Additionally, if available, we recommend a review of quality, clinical process, and patient experience data for the hospital and physician practices. This will establish baseline values for key quality, process, outcomes, and patient satisfaction metrics that can be integrated into the compensation plan. Since most organizations are not reimbursed for quality, process, outcomes, or patient satisfaction, such measures should not be the primary incentive of a physician compensation model. That said, because we know that reimbursement for these factors is likely to grow, it is probably a good idea to start small.

Contract Review. Review current employment agreements and compensation plans for each physician. Catalog key variables and terms for each contract into a detail compensation inventory or matrix. The matrix will allow you to identify commonalities, but most importantly, dissimilarities that need to be corrected. Not that every agreement is “cookie-cutter” or “boiler-plate,” but some limited variation and standardization in certain areas is a good thing and much easier to manage. Ultimately, there should be parameters around the most important terms and points of a physician contract.

Management and Physician Interviews. Conduct one-on-one discussions with key administrative and physician leaders, as well as selected advance practice professionals. Solicit their input to gain ownership of the new compensation plan, as well as invaluable insight as to what behaviors each stakeholder representative thinks should be incentivized. You will also learn what potential changes are likely to be major dissatisfiers before you head down a losing path.

One Size Does Not Fit All. Recognize the differences in practice type and specialty. Certain structures and incentives do not work in every situation. Most emergency medicine physicians and hospitalists are paid per an hourly or shift rate. This usually doesn’t make sense in a primary care practice. Likewise, productivity incentives may not make sense for a group of hospitalists when we want them to not exceed 17 patients per day because want to maintain high quality, outcomes, and satisfaction, and they have little control on the patient volume/referrals that are sent their way.   Decide early in the process what needs to be incentivized and don’t force-feed incentives that are misaligned with the practice type.

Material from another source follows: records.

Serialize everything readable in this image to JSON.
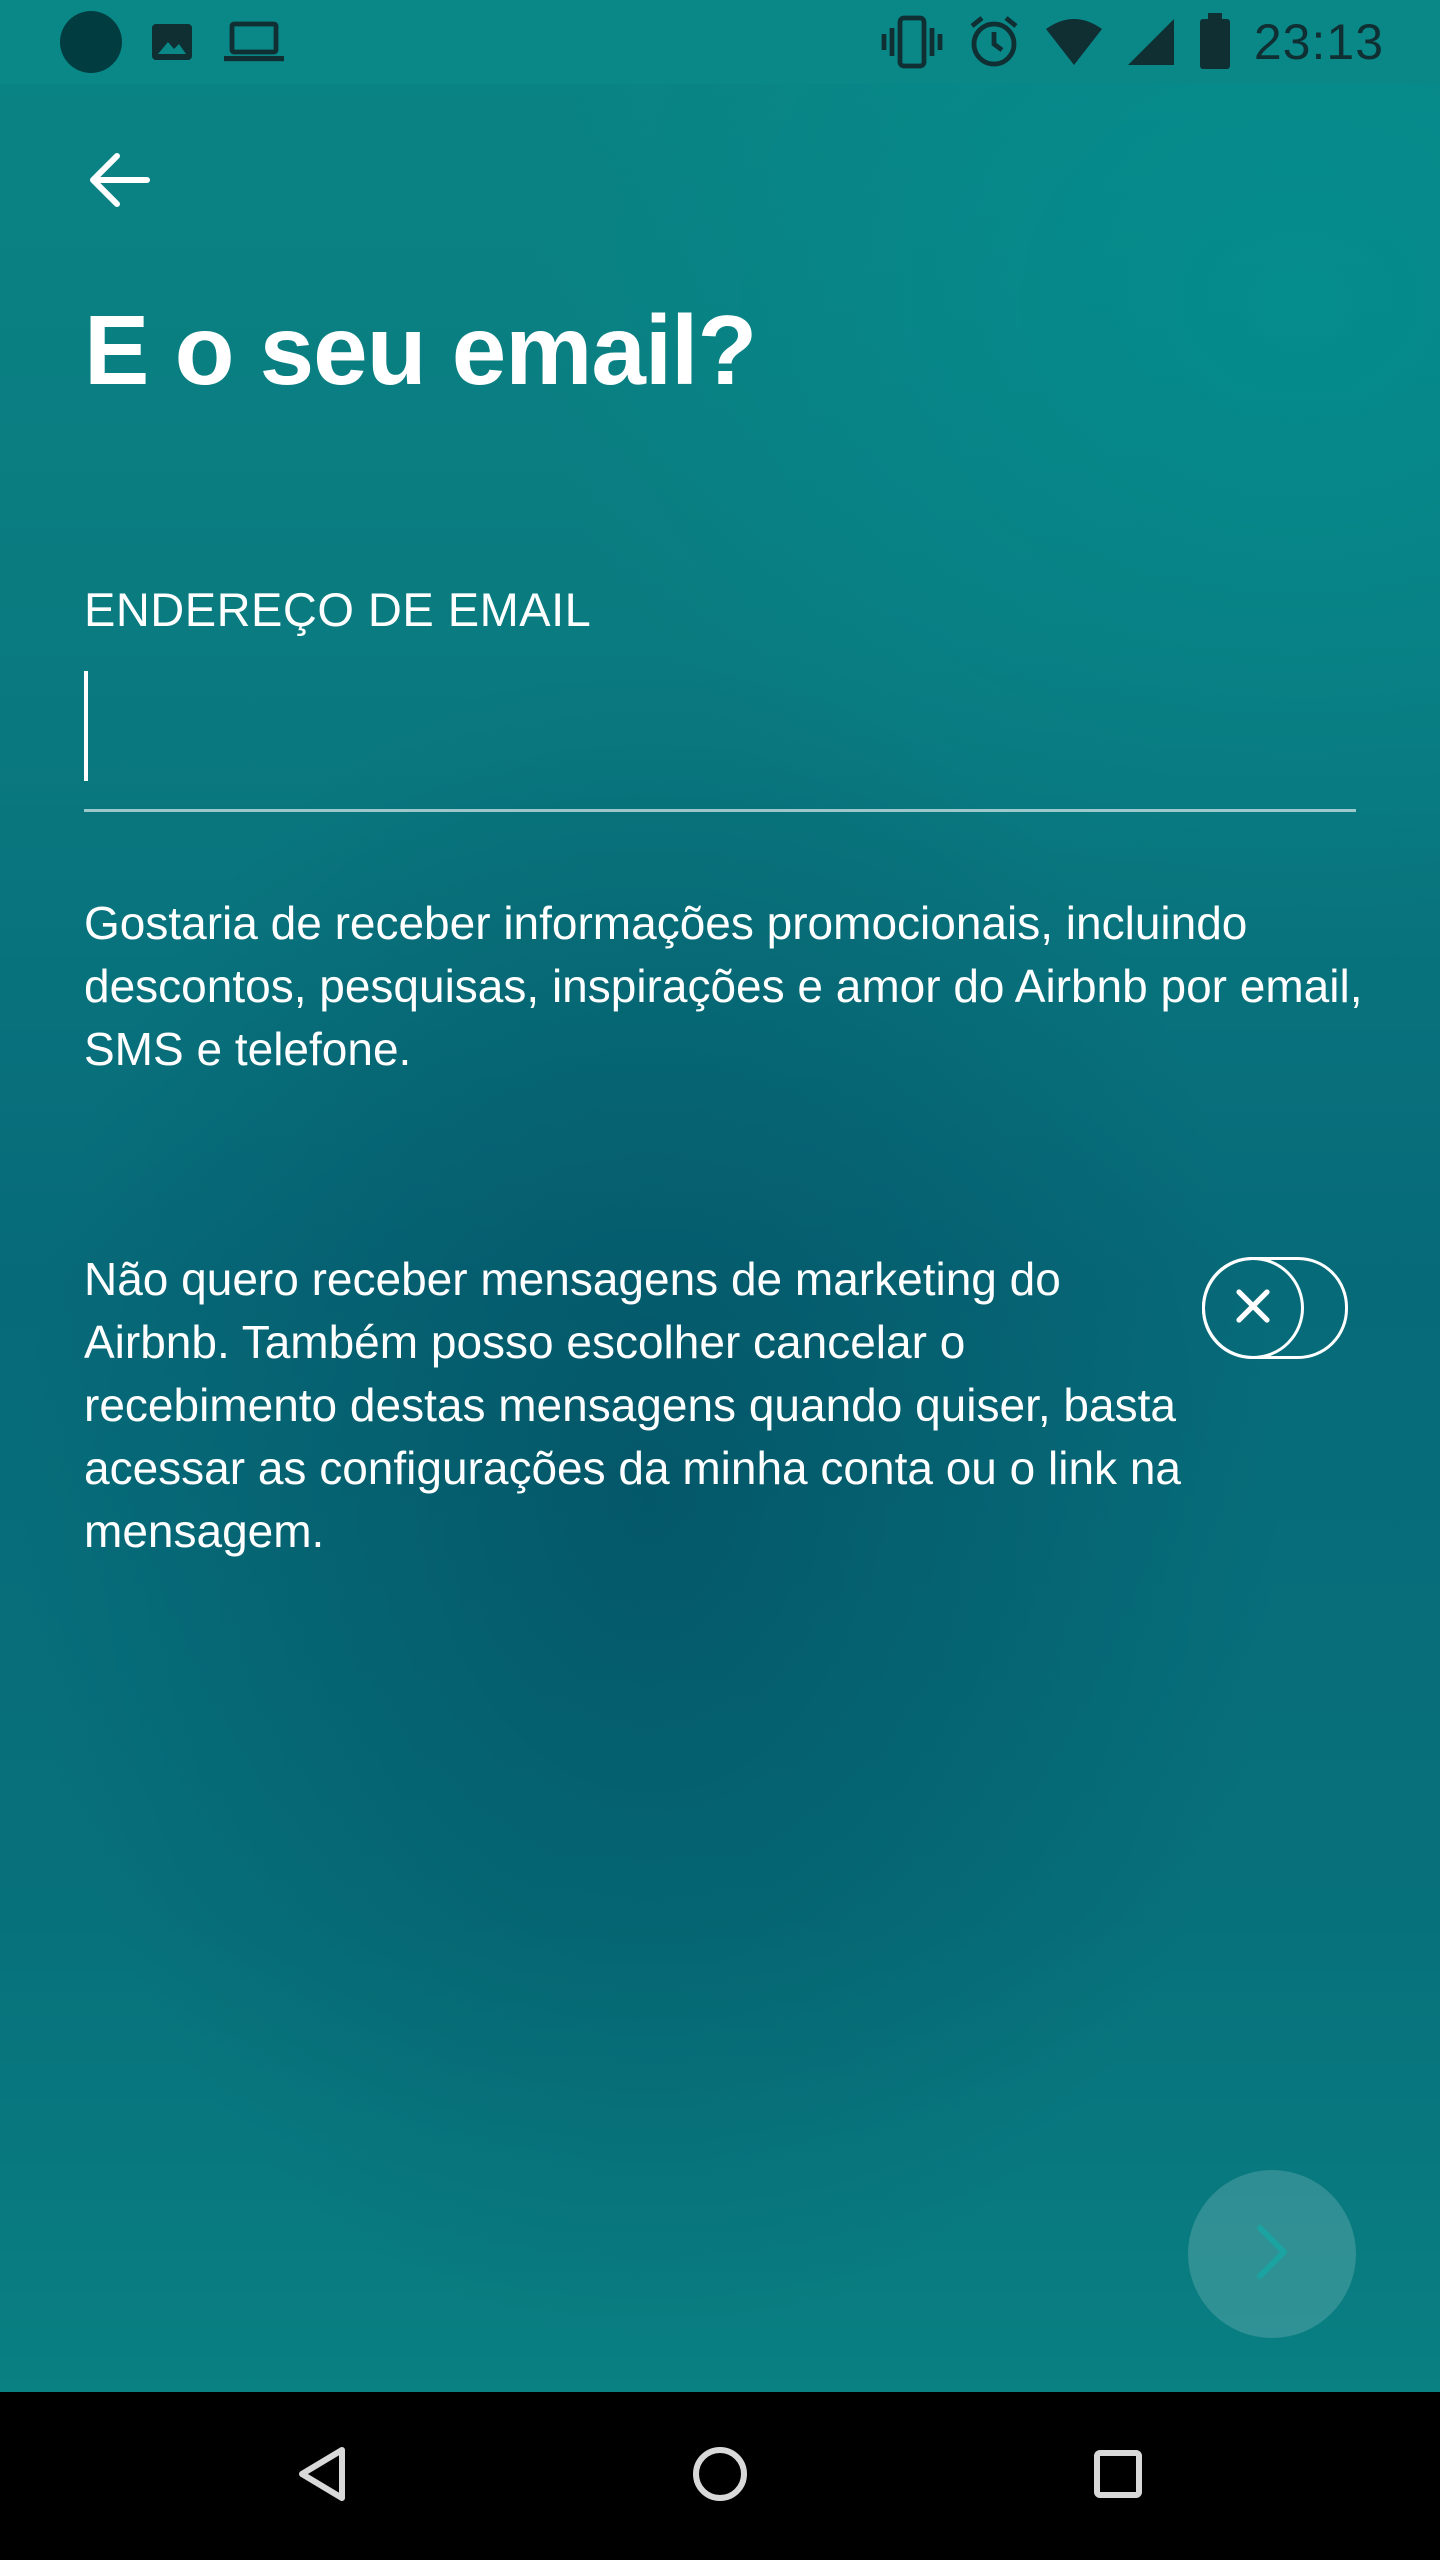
{
  "status_bar": {
    "time": "23:13",
    "left_icons": [
      "notification-dot-icon",
      "image-icon",
      "laptop-icon"
    ],
    "right_icons": [
      "vibrate-icon",
      "alarm-icon",
      "wifi-icon",
      "signal-icon",
      "battery-icon"
    ]
  },
  "header": {
    "back_icon": "arrow-left-icon",
    "title": "E o seu email?"
  },
  "email": {
    "label": "ENDEREÇO DE EMAIL",
    "value": "",
    "placeholder": ""
  },
  "promo": {
    "text": "Gostaria de receber informações promocionais, incluindo descontos, pesquisas, inspirações e amor do Airbnb por email, SMS e telefone."
  },
  "opt_out": {
    "text": "Não quero receber mensagens de marketing do Airbnb. Também posso escolher cancelar o recebimento destas mensagens quando quiser, basta acessar as configurações da minha conta ou o link na mensagem.",
    "toggle_on": false,
    "toggle_icon": "close-icon"
  },
  "next_button": {
    "icon": "chevron-right-icon",
    "enabled": false
  },
  "nav_bar": {
    "icons": [
      "back-triangle-icon",
      "home-circle-icon",
      "recents-square-icon"
    ]
  },
  "colors": {
    "background_top": "#0a8484",
    "background_mid": "#076a79",
    "status_icons": "#0f2f33",
    "text": "#ffffff",
    "nav_bar": "#000000"
  }
}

Only Incentivize What You Can Measure. Too many times we’ve seen organizations incent quality, efficiency, patient satisfaction, and outcomes metrics that they can’t measure. The result is a pool of dollars that ends up being a giveaway that the doctors come to count on.

A successful physician compensation plan is never “cookie-cutter” or “one size fits all,” it considers incentives that are appropriate for the type of practice and it never gets too far ahead of the current reality by incenting performance that can’t be measured or is misaligned with current reimbursement schemes. In most cases, a well-structured, effective compensation plan ties compensation to performance in terms of both productivity, quality, and customer satisfaction, contains clear, measurable quality/outcome/satisfaction metrics that further the organization’s goals and objectives, are appropriately standardized across the employed network, and promote a shared group culture.


HSG is among the nation’s leading experts on physician compensation. If your compensation plan is at odds with network performance goals, call us. We can help.

Neal D. Barker

Partner and Managing Director, Compensation and Compliance